People with disorganized attachment may avoid getting close to others because it feels unsafe to their bodies and nervous systems, however, to really begin to heal, they must instead learn how to trust safe connections. A trusted therapist can be a great asset in this process, as they can listen to their client and react in a very calm, predictable and supportive manner. 

Disorganized attachment may present a challenging situation for therapists, and it may also be the style that needs and can improve with the support of therapy most of all. 

Healing Attachment and Healing Trauma—There Is Hope

No matter your history, no matter where you or your client are today, healing is possible. Often, finding secure partners, friends or a trusted therapist can help those with attachment injury heal by example. 

For therapists, creating a reliable, consistent and safe environment where clients can explore and practice new skills and behaviors without judgment or criticism is essential.

Be cognizant that stress, trauma, exhaustion and illness may re-trigger old patterns, but even small steps toward secure attachment remind us that there is always hope.

As we move back toward secure attachment, our natural capacity for connection comes to the forefront. We develop a healthy sense of self and can be more compassionate toward ourselves and others.

We are all designed for connection and intimacy, even when managing trauma. I truly believe we all have the potential to heal, to return to secure attachment and to find joy, connection and purpose in our relationships.
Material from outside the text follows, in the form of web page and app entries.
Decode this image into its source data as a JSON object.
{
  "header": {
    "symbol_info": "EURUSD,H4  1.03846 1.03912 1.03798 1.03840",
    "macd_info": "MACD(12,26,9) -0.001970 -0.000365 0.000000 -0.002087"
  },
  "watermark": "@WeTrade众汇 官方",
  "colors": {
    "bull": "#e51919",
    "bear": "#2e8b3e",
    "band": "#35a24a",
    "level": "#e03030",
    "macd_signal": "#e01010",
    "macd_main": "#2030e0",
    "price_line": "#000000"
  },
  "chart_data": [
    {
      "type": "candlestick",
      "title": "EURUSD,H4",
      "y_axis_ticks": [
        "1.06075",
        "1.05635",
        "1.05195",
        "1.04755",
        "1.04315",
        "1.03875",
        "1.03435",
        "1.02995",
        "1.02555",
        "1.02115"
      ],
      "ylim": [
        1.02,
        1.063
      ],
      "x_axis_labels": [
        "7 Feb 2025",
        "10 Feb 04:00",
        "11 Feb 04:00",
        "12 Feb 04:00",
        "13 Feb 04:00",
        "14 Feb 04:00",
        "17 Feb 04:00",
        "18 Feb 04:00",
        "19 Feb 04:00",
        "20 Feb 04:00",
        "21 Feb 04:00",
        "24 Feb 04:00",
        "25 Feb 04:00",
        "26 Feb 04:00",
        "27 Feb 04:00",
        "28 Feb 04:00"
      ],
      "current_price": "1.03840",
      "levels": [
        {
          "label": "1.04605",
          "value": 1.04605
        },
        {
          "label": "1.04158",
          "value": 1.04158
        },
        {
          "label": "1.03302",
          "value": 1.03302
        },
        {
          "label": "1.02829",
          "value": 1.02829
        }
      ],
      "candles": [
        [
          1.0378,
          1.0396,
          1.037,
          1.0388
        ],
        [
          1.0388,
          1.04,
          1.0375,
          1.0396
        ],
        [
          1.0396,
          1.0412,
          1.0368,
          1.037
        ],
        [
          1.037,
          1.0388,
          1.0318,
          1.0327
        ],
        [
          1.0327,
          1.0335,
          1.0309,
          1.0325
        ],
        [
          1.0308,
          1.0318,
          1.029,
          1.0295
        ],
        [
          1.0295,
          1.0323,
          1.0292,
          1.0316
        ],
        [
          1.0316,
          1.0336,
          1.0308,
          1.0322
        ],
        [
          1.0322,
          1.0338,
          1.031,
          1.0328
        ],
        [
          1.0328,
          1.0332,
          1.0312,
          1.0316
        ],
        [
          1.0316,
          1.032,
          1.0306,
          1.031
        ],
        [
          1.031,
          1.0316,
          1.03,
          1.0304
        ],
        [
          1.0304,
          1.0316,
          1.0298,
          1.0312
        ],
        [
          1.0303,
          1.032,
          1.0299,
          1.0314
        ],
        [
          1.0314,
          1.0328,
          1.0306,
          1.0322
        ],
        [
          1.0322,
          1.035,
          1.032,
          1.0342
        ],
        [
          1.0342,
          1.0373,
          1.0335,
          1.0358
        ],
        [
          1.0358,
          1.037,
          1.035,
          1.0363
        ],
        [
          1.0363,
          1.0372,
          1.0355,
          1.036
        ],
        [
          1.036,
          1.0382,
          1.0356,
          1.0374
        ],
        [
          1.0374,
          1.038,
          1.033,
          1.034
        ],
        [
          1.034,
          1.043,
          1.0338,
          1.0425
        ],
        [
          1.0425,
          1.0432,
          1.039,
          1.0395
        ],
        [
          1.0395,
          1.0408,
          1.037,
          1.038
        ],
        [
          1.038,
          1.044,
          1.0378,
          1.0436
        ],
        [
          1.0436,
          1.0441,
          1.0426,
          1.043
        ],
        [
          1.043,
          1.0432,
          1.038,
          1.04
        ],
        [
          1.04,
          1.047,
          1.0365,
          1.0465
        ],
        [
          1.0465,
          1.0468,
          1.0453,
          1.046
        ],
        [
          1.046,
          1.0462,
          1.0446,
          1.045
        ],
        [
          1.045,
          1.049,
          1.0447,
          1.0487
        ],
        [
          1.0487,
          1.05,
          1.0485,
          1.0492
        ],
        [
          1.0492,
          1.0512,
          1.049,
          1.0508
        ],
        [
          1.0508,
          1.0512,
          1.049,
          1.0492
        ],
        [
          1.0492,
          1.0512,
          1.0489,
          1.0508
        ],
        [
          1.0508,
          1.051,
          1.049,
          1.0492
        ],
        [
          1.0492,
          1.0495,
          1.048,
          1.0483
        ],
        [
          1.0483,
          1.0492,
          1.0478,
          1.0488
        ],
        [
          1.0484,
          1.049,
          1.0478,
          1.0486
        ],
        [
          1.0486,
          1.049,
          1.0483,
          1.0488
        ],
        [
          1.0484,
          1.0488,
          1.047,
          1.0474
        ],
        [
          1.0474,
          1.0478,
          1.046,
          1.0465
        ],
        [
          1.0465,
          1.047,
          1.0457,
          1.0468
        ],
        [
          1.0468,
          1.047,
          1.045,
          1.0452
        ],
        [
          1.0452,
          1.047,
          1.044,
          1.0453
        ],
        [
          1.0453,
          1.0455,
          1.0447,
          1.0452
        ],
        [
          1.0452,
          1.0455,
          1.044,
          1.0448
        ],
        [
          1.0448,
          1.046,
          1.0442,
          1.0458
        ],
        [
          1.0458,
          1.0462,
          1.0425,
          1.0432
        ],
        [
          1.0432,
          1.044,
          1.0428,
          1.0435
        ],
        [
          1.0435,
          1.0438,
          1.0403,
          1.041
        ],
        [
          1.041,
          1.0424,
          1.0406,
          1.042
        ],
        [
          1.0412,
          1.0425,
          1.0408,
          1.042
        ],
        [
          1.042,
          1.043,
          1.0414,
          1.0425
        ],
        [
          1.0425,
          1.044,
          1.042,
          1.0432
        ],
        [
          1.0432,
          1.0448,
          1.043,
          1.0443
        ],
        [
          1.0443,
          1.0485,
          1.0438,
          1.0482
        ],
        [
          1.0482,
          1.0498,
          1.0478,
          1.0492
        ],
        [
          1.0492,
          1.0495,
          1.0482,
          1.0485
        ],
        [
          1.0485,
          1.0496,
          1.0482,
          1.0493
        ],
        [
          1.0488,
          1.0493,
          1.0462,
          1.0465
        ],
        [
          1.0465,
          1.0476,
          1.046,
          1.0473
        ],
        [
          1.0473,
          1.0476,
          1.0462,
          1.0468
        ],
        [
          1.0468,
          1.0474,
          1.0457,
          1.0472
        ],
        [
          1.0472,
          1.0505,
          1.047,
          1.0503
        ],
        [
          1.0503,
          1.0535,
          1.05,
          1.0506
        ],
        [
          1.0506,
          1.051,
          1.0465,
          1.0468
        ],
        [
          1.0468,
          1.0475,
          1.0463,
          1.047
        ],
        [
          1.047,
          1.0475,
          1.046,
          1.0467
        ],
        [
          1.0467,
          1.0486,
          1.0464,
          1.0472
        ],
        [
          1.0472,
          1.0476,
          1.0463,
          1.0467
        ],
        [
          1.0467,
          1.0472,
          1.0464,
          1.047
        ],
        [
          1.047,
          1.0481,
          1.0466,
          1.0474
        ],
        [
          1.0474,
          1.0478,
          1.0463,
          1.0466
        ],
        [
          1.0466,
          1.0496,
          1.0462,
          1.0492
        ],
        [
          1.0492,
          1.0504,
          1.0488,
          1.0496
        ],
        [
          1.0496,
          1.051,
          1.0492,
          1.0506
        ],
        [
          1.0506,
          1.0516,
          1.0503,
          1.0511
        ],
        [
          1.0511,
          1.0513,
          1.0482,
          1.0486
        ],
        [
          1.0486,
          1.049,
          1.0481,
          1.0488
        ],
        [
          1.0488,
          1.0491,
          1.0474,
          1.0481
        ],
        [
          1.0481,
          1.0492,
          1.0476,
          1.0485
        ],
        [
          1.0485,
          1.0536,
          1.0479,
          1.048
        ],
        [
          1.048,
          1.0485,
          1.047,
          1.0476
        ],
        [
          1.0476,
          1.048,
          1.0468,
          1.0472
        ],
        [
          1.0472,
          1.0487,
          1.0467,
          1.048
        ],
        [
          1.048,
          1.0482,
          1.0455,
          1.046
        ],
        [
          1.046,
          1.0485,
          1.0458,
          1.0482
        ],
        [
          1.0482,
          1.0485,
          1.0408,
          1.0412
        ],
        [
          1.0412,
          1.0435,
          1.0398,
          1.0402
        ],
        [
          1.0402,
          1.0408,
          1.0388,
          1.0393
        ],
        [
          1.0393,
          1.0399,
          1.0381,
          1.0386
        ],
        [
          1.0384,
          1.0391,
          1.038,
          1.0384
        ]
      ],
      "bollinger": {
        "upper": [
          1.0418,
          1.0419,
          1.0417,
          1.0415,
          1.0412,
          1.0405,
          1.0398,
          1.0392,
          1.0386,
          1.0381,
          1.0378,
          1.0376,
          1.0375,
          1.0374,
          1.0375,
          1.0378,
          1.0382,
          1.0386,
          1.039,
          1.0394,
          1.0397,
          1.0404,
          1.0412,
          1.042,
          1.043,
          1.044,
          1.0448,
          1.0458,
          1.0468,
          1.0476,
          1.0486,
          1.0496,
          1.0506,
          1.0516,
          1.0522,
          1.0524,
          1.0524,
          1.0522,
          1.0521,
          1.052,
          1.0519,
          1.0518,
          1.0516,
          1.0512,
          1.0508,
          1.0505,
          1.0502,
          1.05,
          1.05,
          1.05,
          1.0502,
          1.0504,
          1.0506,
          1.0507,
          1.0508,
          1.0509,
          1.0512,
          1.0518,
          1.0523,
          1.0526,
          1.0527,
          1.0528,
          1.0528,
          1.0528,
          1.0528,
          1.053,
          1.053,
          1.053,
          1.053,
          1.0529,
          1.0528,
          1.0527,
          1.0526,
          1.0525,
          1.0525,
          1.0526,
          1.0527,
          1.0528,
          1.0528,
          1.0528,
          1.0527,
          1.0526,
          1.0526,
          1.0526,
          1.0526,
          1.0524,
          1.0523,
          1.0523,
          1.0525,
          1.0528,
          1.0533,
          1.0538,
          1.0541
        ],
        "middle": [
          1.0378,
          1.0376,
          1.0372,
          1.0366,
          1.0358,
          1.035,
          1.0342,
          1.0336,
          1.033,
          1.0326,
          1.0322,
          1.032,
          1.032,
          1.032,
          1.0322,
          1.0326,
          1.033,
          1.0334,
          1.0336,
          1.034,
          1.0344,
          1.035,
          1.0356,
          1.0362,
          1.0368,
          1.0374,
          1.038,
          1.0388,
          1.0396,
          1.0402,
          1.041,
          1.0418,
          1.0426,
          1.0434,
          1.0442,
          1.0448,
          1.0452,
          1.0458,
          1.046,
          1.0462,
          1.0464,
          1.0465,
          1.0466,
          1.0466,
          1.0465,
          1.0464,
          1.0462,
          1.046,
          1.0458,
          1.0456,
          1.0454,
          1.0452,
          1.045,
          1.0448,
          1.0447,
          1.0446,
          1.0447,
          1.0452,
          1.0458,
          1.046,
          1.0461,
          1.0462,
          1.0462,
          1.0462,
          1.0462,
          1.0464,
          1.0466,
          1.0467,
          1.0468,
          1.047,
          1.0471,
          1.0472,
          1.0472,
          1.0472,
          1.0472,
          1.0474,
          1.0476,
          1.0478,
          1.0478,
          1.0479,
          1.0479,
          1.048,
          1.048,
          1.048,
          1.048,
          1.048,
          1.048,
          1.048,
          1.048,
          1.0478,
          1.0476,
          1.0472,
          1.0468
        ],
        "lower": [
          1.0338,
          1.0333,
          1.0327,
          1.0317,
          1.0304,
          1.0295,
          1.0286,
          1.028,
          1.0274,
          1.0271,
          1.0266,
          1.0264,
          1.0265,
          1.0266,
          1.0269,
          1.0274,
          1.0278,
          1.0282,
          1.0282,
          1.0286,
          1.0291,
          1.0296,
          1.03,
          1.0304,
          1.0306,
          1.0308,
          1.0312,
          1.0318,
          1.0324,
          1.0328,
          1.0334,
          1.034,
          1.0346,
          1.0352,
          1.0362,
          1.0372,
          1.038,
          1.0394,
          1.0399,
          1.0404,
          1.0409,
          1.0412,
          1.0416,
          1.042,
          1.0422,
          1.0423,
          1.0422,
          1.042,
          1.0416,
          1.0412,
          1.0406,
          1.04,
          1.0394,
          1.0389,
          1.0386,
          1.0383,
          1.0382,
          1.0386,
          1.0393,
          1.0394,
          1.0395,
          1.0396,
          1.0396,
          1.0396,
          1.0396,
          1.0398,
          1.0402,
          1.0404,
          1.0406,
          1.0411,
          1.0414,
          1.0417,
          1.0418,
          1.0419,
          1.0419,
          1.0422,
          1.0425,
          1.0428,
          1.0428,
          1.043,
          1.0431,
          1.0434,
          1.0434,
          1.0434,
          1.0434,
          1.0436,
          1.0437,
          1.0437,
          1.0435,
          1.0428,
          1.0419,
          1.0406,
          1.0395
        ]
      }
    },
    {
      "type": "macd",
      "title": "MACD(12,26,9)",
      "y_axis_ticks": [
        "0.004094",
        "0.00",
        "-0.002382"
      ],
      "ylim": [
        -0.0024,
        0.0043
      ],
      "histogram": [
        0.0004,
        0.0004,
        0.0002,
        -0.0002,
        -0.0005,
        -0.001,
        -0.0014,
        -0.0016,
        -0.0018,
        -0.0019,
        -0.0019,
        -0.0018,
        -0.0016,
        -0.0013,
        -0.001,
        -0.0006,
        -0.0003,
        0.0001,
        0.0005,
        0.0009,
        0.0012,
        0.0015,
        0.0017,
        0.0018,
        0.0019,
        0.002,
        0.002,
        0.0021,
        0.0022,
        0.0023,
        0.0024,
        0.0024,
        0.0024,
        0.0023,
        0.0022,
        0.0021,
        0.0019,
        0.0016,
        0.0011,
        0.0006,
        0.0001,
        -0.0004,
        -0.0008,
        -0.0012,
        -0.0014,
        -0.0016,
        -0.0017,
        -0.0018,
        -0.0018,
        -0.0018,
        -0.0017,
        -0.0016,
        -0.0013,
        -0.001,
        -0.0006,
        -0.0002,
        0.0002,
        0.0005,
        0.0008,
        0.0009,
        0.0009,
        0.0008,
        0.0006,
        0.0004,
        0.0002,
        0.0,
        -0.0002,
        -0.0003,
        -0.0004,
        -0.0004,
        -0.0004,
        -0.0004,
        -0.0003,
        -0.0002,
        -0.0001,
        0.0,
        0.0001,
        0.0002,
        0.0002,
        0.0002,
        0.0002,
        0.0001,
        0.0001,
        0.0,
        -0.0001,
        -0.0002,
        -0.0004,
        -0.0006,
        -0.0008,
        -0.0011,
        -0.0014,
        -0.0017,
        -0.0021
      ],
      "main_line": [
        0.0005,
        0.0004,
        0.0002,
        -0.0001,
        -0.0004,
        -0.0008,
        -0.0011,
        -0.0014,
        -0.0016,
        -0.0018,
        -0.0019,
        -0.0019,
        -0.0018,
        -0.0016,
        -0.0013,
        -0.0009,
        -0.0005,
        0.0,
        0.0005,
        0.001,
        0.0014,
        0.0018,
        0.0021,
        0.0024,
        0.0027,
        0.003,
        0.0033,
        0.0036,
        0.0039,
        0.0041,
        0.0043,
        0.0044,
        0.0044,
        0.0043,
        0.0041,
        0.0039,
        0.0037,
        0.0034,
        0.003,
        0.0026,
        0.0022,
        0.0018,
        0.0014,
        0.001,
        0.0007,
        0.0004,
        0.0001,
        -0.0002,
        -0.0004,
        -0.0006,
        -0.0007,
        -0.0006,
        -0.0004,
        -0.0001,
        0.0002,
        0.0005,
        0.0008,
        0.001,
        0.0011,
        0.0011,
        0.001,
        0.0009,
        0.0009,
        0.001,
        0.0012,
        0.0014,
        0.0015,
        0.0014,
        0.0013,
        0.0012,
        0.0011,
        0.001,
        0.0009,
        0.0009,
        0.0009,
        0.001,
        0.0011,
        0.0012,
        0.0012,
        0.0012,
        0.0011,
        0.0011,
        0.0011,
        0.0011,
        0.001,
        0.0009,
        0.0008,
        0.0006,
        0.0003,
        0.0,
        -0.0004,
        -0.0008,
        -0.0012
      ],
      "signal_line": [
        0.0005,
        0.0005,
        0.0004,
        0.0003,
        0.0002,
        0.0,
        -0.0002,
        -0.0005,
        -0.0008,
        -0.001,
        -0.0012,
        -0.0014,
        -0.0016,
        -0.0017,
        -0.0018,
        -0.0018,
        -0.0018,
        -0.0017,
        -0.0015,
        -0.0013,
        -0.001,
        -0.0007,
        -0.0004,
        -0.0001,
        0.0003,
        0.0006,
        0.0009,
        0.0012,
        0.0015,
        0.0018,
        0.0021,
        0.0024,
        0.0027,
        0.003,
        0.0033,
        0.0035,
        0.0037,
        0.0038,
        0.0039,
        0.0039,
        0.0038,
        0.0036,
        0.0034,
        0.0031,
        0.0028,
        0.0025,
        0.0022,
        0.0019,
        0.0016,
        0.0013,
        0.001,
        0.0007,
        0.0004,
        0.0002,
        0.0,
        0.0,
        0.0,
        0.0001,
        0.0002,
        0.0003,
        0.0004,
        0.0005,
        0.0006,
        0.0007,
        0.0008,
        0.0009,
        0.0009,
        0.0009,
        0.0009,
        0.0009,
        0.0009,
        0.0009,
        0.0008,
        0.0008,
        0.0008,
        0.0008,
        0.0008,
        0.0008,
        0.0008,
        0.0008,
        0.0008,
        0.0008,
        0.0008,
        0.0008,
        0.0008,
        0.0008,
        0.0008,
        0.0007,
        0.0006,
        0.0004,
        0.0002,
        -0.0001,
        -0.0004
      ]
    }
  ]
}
That is what makes this work so vital and so important. 


If you’d like to learn more about how to restore relational resilience, I do hope you’ll join me for my next, live masterclass training event on February 24, 2022. 

Together, we’ll spend 90 minutes exploring how childhood attachment styles evolve, how to identify some defining traits and characteristics of each attachment style and why even experienced therapists sometimes become activated by their own issues when working with clients. 

I’ll also lead you through corrective exercises targeted for each attachment style.